The Jakarta Post
With more and more consumers moving from offline to online shopping, courier companies have seen increased business delivering goods amid the COVID-19 pandemic restrictions, especially during the Ramadan and Idul Fitri celebrations.
Courier service company PT Global Jet Express, which owns the J&T Express brand, reports that its delivery volume was higher by 15 percent amid the COVID-19 pandemic compared with normal times, according to Elena, the company’s public relations executive.
During Ramadan alone, J&T Express, which has more than 4,000 operating points nationwide, saw its delivery volume surge by 50 percent from a year earlier. The firm regards the Islamic holy month as its annual peak season.
“We always make preparations every time we enter a peak season, including hiring new people to anticipate a surge so that we can provide our best service to customers,” Elena told The Jakarta Post via text message on June 19.

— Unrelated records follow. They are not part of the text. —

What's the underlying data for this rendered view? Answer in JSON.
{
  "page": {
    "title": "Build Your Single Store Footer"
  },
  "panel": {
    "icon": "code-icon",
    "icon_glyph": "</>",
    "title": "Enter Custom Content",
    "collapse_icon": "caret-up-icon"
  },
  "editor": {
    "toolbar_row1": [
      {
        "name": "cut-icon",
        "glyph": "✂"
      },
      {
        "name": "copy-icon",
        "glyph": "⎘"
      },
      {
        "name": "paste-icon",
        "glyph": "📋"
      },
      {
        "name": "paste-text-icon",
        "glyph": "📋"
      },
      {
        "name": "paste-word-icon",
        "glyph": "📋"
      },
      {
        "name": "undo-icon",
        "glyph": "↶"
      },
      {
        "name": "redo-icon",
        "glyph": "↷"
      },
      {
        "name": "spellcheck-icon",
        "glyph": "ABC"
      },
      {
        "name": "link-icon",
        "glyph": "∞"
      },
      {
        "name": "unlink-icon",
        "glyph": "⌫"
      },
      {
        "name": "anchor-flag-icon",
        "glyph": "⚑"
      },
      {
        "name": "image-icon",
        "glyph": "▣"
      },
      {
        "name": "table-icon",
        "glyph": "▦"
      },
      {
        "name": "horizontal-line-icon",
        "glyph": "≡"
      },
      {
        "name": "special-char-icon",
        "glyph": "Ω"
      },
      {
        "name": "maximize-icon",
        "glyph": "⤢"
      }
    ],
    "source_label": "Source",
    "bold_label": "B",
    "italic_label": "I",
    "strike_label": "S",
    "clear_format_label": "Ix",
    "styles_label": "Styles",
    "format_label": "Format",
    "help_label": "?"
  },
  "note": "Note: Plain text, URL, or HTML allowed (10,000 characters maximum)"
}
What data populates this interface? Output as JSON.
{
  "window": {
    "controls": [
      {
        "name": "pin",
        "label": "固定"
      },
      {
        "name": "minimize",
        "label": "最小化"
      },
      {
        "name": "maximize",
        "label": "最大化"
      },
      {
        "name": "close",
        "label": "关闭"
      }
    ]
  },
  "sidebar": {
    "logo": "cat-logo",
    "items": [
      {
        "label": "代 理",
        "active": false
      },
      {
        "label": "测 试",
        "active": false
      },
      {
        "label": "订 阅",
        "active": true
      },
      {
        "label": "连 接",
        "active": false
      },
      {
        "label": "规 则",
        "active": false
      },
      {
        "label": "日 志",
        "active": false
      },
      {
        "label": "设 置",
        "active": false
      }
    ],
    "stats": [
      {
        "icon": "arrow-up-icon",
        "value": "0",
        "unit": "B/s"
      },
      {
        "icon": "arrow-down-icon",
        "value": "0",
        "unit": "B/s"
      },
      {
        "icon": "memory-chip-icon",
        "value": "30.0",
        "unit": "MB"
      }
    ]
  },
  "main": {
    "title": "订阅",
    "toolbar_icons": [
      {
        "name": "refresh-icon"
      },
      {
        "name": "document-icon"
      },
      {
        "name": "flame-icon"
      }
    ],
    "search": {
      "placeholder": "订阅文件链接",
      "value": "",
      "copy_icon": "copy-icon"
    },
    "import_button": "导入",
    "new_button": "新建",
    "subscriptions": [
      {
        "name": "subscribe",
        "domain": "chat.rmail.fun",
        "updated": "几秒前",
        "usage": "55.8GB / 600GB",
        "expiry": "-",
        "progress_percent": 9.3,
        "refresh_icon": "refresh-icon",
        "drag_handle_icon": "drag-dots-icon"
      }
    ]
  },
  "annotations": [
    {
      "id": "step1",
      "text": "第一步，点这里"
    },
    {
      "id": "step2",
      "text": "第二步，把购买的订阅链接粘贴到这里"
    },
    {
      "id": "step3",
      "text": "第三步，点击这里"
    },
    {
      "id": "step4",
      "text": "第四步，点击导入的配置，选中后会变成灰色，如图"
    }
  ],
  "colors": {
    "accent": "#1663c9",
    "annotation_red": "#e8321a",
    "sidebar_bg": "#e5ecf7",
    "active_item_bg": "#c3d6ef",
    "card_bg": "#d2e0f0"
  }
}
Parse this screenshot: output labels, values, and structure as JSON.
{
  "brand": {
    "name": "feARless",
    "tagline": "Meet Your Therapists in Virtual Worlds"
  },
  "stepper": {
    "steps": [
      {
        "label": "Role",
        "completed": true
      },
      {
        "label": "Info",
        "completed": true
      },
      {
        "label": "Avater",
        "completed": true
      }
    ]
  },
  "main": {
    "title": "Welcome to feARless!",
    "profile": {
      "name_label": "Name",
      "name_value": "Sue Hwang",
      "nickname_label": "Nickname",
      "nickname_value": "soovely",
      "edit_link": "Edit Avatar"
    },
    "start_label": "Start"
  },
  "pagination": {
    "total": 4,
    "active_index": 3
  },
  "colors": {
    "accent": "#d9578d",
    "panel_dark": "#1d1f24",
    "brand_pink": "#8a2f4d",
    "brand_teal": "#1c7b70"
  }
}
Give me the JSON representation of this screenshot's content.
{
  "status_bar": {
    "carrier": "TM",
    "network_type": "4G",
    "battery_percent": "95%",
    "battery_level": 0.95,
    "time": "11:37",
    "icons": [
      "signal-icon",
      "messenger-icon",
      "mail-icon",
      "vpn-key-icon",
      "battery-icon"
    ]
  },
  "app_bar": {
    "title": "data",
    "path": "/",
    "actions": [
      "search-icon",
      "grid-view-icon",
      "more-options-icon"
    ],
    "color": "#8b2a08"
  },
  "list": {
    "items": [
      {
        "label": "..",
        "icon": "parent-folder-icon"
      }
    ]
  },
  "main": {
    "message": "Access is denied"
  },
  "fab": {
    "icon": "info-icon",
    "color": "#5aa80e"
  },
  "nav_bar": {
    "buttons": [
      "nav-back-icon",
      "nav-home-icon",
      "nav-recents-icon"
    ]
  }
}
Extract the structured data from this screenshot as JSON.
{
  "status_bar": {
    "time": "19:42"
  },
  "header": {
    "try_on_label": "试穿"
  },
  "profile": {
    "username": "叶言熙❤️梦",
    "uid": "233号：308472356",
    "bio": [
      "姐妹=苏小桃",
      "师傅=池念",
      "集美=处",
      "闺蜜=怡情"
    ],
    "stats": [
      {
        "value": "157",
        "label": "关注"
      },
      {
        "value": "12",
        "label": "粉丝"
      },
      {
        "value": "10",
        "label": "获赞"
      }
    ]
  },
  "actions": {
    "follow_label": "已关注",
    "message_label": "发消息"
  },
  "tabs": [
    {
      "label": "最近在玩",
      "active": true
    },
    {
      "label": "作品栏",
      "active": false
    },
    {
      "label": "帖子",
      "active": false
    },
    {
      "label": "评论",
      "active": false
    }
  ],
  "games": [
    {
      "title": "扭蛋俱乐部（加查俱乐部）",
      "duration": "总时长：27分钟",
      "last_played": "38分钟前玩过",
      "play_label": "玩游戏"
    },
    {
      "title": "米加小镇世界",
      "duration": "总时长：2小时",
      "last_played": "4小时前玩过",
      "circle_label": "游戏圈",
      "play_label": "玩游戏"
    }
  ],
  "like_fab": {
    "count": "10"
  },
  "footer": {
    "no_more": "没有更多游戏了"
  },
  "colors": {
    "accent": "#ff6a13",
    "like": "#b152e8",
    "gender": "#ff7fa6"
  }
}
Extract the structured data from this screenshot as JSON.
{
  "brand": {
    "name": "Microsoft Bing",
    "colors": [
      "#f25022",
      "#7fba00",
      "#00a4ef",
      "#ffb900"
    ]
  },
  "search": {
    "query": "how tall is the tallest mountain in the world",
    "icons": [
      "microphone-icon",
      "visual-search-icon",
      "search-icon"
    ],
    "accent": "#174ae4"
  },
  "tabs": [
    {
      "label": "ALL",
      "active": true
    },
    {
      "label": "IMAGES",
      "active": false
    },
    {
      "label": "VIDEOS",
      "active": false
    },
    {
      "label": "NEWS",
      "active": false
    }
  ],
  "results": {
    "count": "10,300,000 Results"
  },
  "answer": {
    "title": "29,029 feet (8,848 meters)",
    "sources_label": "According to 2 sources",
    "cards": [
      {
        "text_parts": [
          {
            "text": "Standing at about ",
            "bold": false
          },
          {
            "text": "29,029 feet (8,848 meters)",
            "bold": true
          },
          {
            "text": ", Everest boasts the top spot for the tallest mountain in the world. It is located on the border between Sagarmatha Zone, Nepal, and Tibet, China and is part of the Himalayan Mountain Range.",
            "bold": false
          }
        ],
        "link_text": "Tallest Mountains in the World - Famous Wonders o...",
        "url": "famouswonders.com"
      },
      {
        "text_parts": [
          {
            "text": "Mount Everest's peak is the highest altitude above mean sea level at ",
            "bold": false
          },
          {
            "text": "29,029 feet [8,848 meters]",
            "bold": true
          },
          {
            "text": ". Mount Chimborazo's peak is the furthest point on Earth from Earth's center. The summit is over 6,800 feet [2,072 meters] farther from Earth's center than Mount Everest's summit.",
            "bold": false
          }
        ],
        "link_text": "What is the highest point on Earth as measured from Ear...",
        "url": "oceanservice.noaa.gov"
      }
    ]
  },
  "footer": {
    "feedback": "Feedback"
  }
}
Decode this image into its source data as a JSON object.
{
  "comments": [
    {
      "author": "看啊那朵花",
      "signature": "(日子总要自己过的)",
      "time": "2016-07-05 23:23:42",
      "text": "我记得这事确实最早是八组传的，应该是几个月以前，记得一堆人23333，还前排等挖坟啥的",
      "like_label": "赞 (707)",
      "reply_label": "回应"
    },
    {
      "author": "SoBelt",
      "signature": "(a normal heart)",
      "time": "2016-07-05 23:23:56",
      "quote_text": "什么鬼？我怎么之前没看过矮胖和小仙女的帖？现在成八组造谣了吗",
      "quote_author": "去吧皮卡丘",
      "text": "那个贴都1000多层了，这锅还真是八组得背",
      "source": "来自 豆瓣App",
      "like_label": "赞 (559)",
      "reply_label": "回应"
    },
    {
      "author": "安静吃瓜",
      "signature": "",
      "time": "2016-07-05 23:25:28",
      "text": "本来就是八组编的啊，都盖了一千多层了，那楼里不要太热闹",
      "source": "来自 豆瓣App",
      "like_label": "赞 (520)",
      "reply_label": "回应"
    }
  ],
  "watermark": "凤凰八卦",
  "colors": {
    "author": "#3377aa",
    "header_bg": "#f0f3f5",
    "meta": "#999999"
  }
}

Delivery companies have managed to book growth amid the pandemic-induced economic downturn because citizens are staying at home to comply with regional administrations’ large-scale social restrictions.
Online sales volume were almost five times higher in April than January, with food and beverage products leading the surge, according to data from Statistics Indonesia (BPS).
Courier company PT Tiki Jalur Nugraha Ekakurir (JNE), which operates 6,000 service centers nationwide, also booked increases in revenue and delivery, according to Eri Palgunadi, the company’s marketing vice president.
Since the start of the year, JNE recorded a 20 percent increase in the number of deliveries. The firm handled the surging demand with its existing 40,000 workforce without hiring new staff, despite longer delivery times to some places.
JNE has also been operating with some adjustments, including implementing COVID-19 safety protocols and temporarily suspending its overnight-delivery service in some areas.
“We remain optimistic that we can consistently grow by 30 percent this year like the previous years,” Eri told the Post via text message on June 19. “But the impact of the pandemic, or ‘new normal’, is still dynamic. We continue trying our best to do everything normally while monitoring the latest developments.”
Mohamad Feriadi, the chairman of the Indonesian Express Couriers Association (Asperindo), which represents over 300 companies across the country, said on June 19 that while staying at home, people were buying staple, household needs and medicines through the internet and this benefited courier companies with a business-to-consumer (B2C) business model.
The government’s ban on the mudik (Idul Fitri exodus), when around 18 million people normally travel to their hometowns to celebrate the holiday, also raised delivery volumes as people shipped gifts to their families, he added.
“Delivery companies are basically inside the e-commerce ecosystem,” Feriadi said in a phone interview. “Those providing B2C services are unlikely to have seen a decline in delivery volumes.”
But firms providing business-to-business (B2B) and business-to-government (B2G) services are worse off, according to him. Many non-essential businesses stopped shipping products as they suspended operations and factories did not function at maximum capacity, causing courier companies’ revenues to fall.
Losses at firms with B2B and B2G business models led the warehouse and courier service industry to contract by 0.73 percent year-on-year in the first quarter of 2020, data from BPS show.